## Growth and the Limiting Factors

The relationship between growth v = dw/dt (w is weight) and the concentration of the limiting factor is described by the Michaelis-Menten equation, which is also used to give the relation between the concentration of a substrate and the rate of a biochemical reaction:

where v is the rate (e.g., growth rate), k a rate constant, s the concentration of a substrate, and ks the half-saturation constant. The dimensions of ks and s are the same: kgm~ or kgm~ . Notice that eqn [1] corresponds to a zero-order reaction when s>> ks and a first-order reaction when ks >> s. Growth follows a zero-order reaction when the resources are abundant, while eqn [1] describes the influence of limiting resources on the growth rate (s << ks).

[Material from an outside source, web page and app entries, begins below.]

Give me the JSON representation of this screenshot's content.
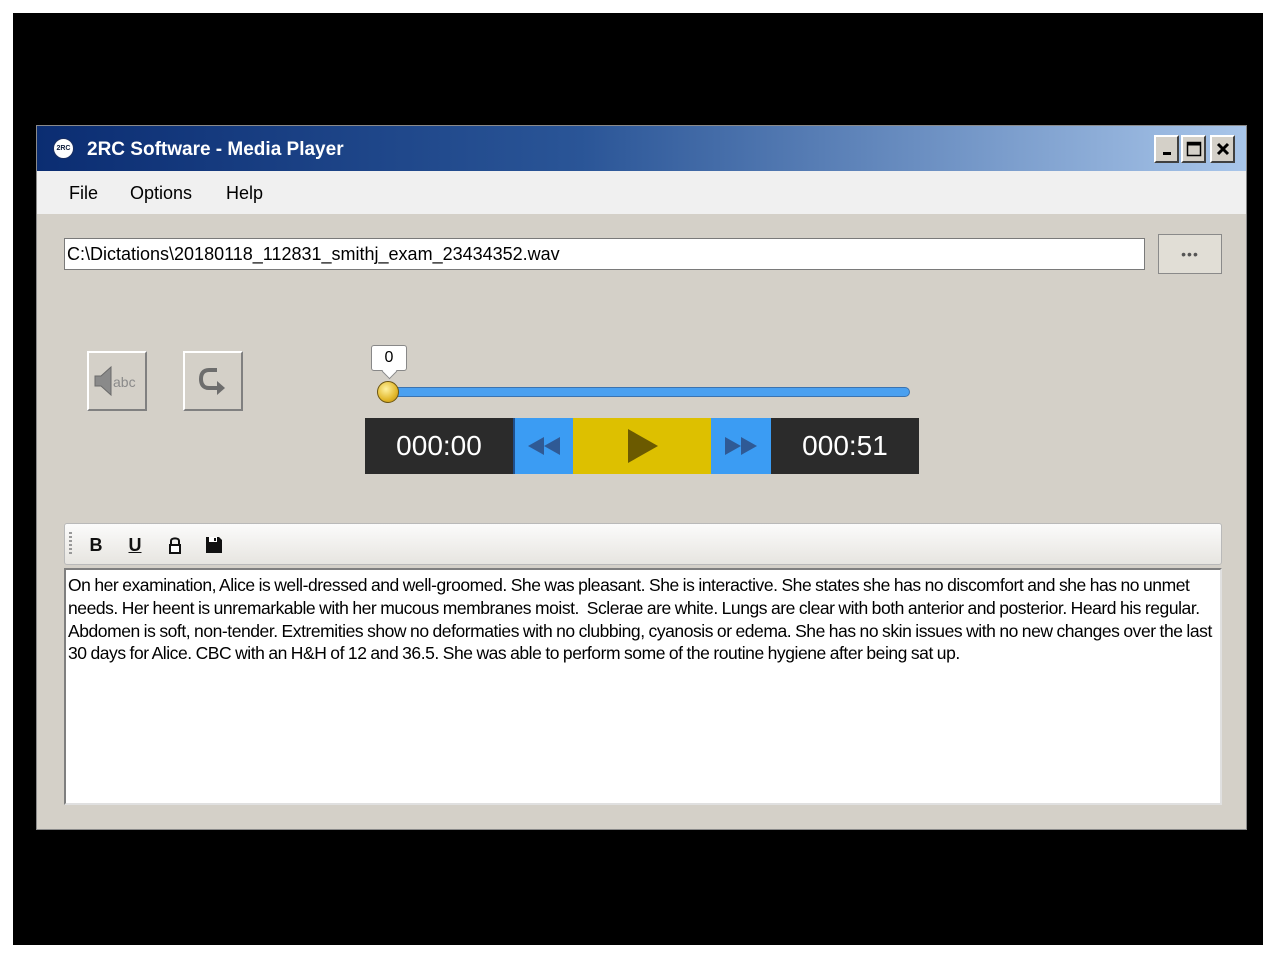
{
  "window": {
    "title": "2RC Software - Media Player",
    "logo_text": "2RC",
    "icons": {
      "logo": "app-logo-icon",
      "minimize": "minimize-icon",
      "maximize": "maximize-icon",
      "close": "close-icon"
    }
  },
  "menu": {
    "items": [
      {
        "label": "File"
      },
      {
        "label": "Options"
      },
      {
        "label": "Help"
      }
    ]
  },
  "file": {
    "path": "C:\\Dictations\\20180118_112831_smithj_exam_23434352.wav",
    "browse_label": "•••"
  },
  "tools": {
    "speak_icon": "speaker-abc-icon",
    "redo_icon": "redo-arrow-icon"
  },
  "player": {
    "position_value": "0",
    "progress_fraction": 0,
    "current_time": "000:00",
    "total_time": "000:51",
    "icons": {
      "rewind": "rewind-icon",
      "play": "play-icon",
      "forward": "fast-forward-icon"
    },
    "colors": {
      "time_bg": "#2b2b2b",
      "skip_bg": "#3b9cf3",
      "play_bg": "#ddc000"
    }
  },
  "editor": {
    "toolbar": {
      "bold_label": "B",
      "underline_label": "U",
      "icons": {
        "lock": "lock-icon",
        "save": "save-icon"
      }
    },
    "text": "On her examination, Alice is well-dressed and well-groomed. She was pleasant. She is interactive. She states she has no discomfort and she has no unmet needs. Her heent is unremarkable with her mucous membranes moist.  Sclerae are white. Lungs are clear with both anterior and posterior. Heard his regular. Abdomen is soft, non-tender. Extremities show no deformaties with no clubbing, cyanosis or edema. She has no skin issues with no new changes over the last 30 days for Alice. CBC with an H&H of 12 and 36.5. She was able to perform some of the routine hygiene after being sat up."
  }
}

The situation in nature is often not so simple, as two or more resources may be limiting simultaneously. This can be described by v = Kr (Ni/(ksi + Ni))(N2/(ks2 + N2)) [2]

where N1 and N2 are the nutrient concentrations, K r is a rate constant, and ks1 and ks2 are the half-saturation constants related to N1 and N2.

This equation will often limit the description of growth too much and is in disagreement with many observations. Equation [3] seems to overcome these difficulties:

This expression is in accordance with Liebig's minimum law. Another possibility would be to apply the average of two or more limiting factors, for instance, for two limiting factors (nutrients):

v = Kr [(Ni/(ksi + Ni)) + (N2/(ks2 + N2))]/2 [4] Finally, it is also possible to use the following expression:

If one element (nutrient) is limiting, the growth equation [i] can be used. It is often the case for lakes, where phosphorus is the limiting nutrient. In coastal areas both phosphorus and nitrogen may be limiting at different parts of the year and it is necessary to apply eqn [2], [3],

[4], or [5]. Experience has shown that eqns [3] and [4] have given the most promising results in the sense that it has been possible to obtain better calibration and validation for models that are based on these two equations.

The Michaelis-Menten equation is extensively applied in ecological models for nutrient-limiting plants' growth, for grazing, and for predation. The equation takes into consideration the needs for growth in form of nutrients or food and the availability of the resources. It is obvious that interactions between growth of organisms and the resources determining the growth are frequently describing the actual situation in an ecosystem, which explains the frequent application of the MichaelisMenten equations. The same equation is applied frequently in biochemistry to describe the kinetics of biochemical enzymatic processes. The enzymes correspond to the organisms and the substrates correspond to the nutrients or food.

## Worm Farming

Do You Want To Learn More About Green Living That Can Save You Money? Discover How To Create A Worm Farm From Scratch! Recycling has caught on with a more people as the years go by. Well, now theres another way to recycle that may seem unconventional at first, but it can save you money down the road.

## Post a comment